▶ _Task to carry out_
An exact reprint of the whole listing is what the answer must contain.

▶ _Supplied records_
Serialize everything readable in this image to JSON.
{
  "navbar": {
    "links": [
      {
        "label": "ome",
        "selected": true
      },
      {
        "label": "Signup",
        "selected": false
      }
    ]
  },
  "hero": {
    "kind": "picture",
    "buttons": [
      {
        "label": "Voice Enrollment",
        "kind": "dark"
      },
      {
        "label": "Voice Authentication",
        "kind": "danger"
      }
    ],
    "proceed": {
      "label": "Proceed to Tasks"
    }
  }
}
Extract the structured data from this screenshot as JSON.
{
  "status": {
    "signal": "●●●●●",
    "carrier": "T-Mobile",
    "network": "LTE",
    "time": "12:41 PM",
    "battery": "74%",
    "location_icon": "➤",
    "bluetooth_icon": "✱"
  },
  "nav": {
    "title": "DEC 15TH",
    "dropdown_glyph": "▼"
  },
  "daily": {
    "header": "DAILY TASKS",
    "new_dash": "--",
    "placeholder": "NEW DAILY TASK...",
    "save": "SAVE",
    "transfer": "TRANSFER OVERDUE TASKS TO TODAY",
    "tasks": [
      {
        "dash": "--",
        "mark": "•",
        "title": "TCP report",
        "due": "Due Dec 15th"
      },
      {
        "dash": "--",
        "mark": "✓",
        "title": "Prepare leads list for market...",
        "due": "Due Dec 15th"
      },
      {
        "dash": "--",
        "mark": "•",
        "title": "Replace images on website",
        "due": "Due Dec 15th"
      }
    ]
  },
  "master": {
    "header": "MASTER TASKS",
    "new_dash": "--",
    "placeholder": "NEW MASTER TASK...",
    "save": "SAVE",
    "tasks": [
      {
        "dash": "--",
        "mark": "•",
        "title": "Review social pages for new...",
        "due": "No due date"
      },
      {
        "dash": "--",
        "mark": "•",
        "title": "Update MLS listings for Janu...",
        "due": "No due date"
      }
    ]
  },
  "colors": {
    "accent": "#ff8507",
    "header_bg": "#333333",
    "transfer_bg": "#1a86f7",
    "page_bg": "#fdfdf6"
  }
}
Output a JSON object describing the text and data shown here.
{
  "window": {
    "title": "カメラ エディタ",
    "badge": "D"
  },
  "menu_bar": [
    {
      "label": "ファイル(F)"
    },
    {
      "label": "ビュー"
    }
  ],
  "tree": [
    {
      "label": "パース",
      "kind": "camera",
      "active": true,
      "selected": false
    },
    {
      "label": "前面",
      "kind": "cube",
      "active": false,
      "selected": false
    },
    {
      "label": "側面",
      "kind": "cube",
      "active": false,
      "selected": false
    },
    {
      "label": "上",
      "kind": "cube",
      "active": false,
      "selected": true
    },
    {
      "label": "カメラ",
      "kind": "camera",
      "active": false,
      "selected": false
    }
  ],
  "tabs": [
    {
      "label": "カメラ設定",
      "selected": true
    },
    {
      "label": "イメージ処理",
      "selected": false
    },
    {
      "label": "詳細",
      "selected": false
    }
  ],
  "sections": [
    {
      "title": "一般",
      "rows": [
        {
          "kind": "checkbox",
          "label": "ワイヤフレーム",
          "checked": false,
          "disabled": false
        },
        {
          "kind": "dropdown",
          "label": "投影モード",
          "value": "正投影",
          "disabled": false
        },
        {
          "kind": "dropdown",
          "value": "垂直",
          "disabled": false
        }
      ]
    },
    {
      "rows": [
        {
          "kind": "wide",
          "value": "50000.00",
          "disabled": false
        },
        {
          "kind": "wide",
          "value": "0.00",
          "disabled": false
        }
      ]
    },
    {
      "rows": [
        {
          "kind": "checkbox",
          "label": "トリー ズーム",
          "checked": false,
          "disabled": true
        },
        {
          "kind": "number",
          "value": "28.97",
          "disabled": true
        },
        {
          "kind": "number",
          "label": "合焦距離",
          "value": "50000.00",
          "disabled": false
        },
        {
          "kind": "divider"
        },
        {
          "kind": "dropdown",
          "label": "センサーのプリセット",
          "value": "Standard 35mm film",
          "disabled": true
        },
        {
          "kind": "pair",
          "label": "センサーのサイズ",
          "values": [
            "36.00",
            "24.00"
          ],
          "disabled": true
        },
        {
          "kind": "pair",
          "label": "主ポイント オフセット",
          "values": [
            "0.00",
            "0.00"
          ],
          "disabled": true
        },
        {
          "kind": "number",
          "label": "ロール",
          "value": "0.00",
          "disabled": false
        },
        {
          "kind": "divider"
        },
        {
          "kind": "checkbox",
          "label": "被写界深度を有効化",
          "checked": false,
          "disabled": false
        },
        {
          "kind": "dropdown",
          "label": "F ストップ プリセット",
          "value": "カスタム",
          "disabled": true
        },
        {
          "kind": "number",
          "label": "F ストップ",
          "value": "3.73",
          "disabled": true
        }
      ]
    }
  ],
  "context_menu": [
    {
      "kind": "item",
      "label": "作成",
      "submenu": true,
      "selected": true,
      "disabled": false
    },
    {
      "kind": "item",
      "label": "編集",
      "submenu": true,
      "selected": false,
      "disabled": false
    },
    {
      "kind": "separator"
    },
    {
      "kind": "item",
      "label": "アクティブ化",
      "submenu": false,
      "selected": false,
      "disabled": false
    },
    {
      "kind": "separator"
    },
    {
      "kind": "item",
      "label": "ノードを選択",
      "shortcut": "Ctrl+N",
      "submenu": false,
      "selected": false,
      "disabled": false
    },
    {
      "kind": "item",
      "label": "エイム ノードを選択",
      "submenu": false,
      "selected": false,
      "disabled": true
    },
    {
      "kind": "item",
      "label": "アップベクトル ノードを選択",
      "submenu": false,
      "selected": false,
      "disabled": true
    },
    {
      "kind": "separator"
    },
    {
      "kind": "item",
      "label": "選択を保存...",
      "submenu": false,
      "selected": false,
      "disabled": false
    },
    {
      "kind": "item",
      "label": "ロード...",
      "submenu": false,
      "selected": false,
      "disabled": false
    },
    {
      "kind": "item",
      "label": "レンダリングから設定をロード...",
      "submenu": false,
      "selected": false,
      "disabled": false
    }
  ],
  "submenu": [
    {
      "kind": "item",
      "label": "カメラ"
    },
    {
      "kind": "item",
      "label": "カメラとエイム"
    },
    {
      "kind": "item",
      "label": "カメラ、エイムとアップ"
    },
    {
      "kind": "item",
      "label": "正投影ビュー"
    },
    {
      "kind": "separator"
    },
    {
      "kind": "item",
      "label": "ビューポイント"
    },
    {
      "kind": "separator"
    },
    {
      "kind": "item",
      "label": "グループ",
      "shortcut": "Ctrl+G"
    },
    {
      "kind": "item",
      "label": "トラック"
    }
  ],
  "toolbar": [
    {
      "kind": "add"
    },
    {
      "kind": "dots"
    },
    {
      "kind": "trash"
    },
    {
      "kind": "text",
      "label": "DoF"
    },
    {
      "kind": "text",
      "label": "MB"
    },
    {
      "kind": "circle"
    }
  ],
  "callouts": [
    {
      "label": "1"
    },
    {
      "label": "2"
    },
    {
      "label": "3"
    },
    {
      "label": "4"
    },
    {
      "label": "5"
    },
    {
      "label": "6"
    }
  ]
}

▶ _Output for this exercise_
Serialize everything readable in this image to JSON.
{
  "navbar": {
    "links": [
      {
        "label": "ome",
        "selected": true
      },
      {
        "label": "Signup",
        "selected": false
      }
    ]
  },
  "hero": {
    "kind": "picture",
    "buttons": [
      {
        "label": "Voice Enrollment",
        "kind": "dark"
      },
      {
        "label": "Voice Authentication",
        "kind": "danger"
      }
    ],
    "proceed": {
      "label": "Proceed to Tasks"
    }
  }
}
Extract the structured data from this screenshot as JSON.
{
  "status": {
    "signal": "●●●●●",
    "carrier": "T-Mobile",
    "network": "LTE",
    "time": "12:41 PM",
    "battery": "74%",
    "location_icon": "➤",
    "bluetooth_icon": "✱"
  },
  "nav": {
    "title": "DEC 15TH",
    "dropdown_glyph": "▼"
  },
  "daily": {
    "header": "DAILY TASKS",
    "new_dash": "--",
    "placeholder": "NEW DAILY TASK...",
    "save": "SAVE",
    "transfer": "TRANSFER OVERDUE TASKS TO TODAY",
    "tasks": [
      {
        "dash": "--",
        "mark": "•",
        "title": "TCP report",
        "due": "Due Dec 15th"
      },
      {
        "dash": "--",
        "mark": "✓",
        "title": "Prepare leads list for market...",
        "due": "Due Dec 15th"
      },
      {
        "dash": "--",
        "mark": "•",
        "title": "Replace images on website",
        "due": "Due Dec 15th"
      }
    ]
  },
  "master": {
    "header": "MASTER TASKS",
    "new_dash": "--",
    "placeholder": "NEW MASTER TASK...",
    "save": "SAVE",
    "tasks": [
      {
        "dash": "--",
        "mark": "•",
        "title": "Review social pages for new...",
        "due": "No due date"
      },
      {
        "dash": "--",
        "mark": "•",
        "title": "Update MLS listings for Janu...",
        "due": "No due date"
      }
    ]
  },
  "colors": {
    "accent": "#ff8507",
    "header_bg": "#333333",
    "transfer_bg": "#1a86f7",
    "page_bg": "#fdfdf6"
  }
}
Output a JSON object describing the text and data shown here.
{
  "window": {
    "title": "カメラ エディタ",
    "badge": "D"
  },
  "menu_bar": [
    {
      "label": "ファイル(F)"
    },
    {
      "label": "ビュー"
    }
  ],
  "tree": [
    {
      "label": "パース",
      "kind": "camera",
      "active": true,
      "selected": false
    },
    {
      "label": "前面",
      "kind": "cube",
      "active": false,
      "selected": false
    },
    {
      "label": "側面",
      "kind": "cube",
      "active": false,
      "selected": false
    },
    {
      "label": "上",
      "kind": "cube",
      "active": false,
      "selected": true
    },
    {
      "label": "カメラ",
      "kind": "camera",
      "active": false,
      "selected": false
    }
  ],
  "tabs": [
    {
      "label": "カメラ設定",
      "selected": true
    },
    {
      "label": "イメージ処理",
      "selected": false
    },
    {
      "label": "詳細",
      "selected": false
    }
  ],
  "sections": [
    {
      "title": "一般",
      "rows": [
        {
          "kind": "checkbox",
          "label": "ワイヤフレーム",
          "checked": false,
          "disabled": false
        },
        {
          "kind": "dropdown",
          "label": "投影モード",
          "value": "正投影",
          "disabled": false
        },
        {
          "kind": "dropdown",
          "value": "垂直",
          "disabled": false
        }
      ]
    },
    {
      "rows": [
        {
          "kind": "wide",
          "value": "50000.00",
          "disabled": false
        },
        {
          "kind": "wide",
          "value": "0.00",
          "disabled": false
        }
      ]
    },
    {
      "rows": [
        {
          "kind": "checkbox",
          "label": "トリー ズーム",
          "checked": false,
          "disabled": true
        },
        {
          "kind": "number",
          "value": "28.97",
          "disabled": true
        },
        {
          "kind": "number",
          "label": "合焦距離",
          "value": "50000.00",
          "disabled": false
        },
        {
          "kind": "divider"
        },
        {
          "kind": "dropdown",
          "label": "センサーのプリセット",
          "value": "Standard 35mm film",
          "disabled": true
        },
        {
          "kind": "pair",
          "label": "センサーのサイズ",
          "values": [
            "36.00",
            "24.00"
          ],
          "disabled": true
        },
        {
          "kind": "pair",
          "label": "主ポイント オフセット",
          "values": [
            "0.00",
            "0.00"
          ],
          "disabled": true
        },
        {
          "kind": "number",
          "label": "ロール",
          "value": "0.00",
          "disabled": false
        },
        {
          "kind": "divider"
        },
        {
          "kind": "checkbox",
          "label": "被写界深度を有効化",
          "checked": false,
          "disabled": false
        },
        {
          "kind": "dropdown",
          "label": "F ストップ プリセット",
          "value": "カスタム",
          "disabled": true
        },
        {
          "kind": "number",
          "label": "F ストップ",
          "value": "3.73",
          "disabled": true
        }
      ]
    }
  ],
  "context_menu": [
    {
      "kind": "item",
      "label": "作成",
      "submenu": true,
      "selected": true,
      "disabled": false
    },
    {
      "kind": "item",
      "label": "編集",
      "submenu": true,
      "selected": false,
      "disabled": false
    },
    {
      "kind": "separator"
    },
    {
      "kind": "item",
      "label": "アクティブ化",
      "submenu": false,
      "selected": false,
      "disabled": false
    },
    {
      "kind": "separator"
    },
    {
      "kind": "item",
      "label": "ノードを選択",
      "shortcut": "Ctrl+N",
      "submenu": false,
      "selected": false,
      "disabled": false
    },
    {
      "kind": "item",
      "label": "エイム ノードを選択",
      "submenu": false,
      "selected": false,
      "disabled": true
    },
    {
      "kind": "item",
      "label": "アップベクトル ノードを選択",
      "submenu": false,
      "selected": false,
      "disabled": true
    },
    {
      "kind": "separator"
    },
    {
      "kind": "item",
      "label": "選択を保存...",
      "submenu": false,
      "selected": false,
      "disabled": false
    },
    {
      "kind": "item",
      "label": "ロード...",
      "submenu": false,
      "selected": false,
      "disabled": false
    },
    {
      "kind": "item",
      "label": "レンダリングから設定をロード...",
      "submenu": false,
      "selected": false,
      "disabled": false
    }
  ],
  "submenu": [
    {
      "kind": "item",
      "label": "カメラ"
    },
    {
      "kind": "item",
      "label": "カメラとエイム"
    },
    {
      "kind": "item",
      "label": "カメラ、エイムとアップ"
    },
    {
      "kind": "item",
      "label": "正投影ビュー"
    },
    {
      "kind": "separator"
    },
    {
      "kind": "item",
      "label": "ビューポイント"
    },
    {
      "kind": "separator"
    },
    {
      "kind": "item",
      "label": "グループ",
      "shortcut": "Ctrl+G"
    },
    {
      "kind": "item",
      "label": "トラック"
    }
  ],
  "toolbar": [
    {
      "kind": "add"
    },
    {
      "kind": "dots"
    },
    {
      "kind": "trash"
    },
    {
      "kind": "text",
      "label": "DoF"
    },
    {
      "kind": "text",
      "label": "MB"
    },
    {
      "kind": "circle"
    }
  ],
  "callouts": [
    {
      "label": "1"
    },
    {
      "label": "2"
    },
    {
      "label": "3"
    },
    {
      "label": "4"
    },
    {
      "label": "5"
    },
    {
      "label": "6"
    }
  ]
}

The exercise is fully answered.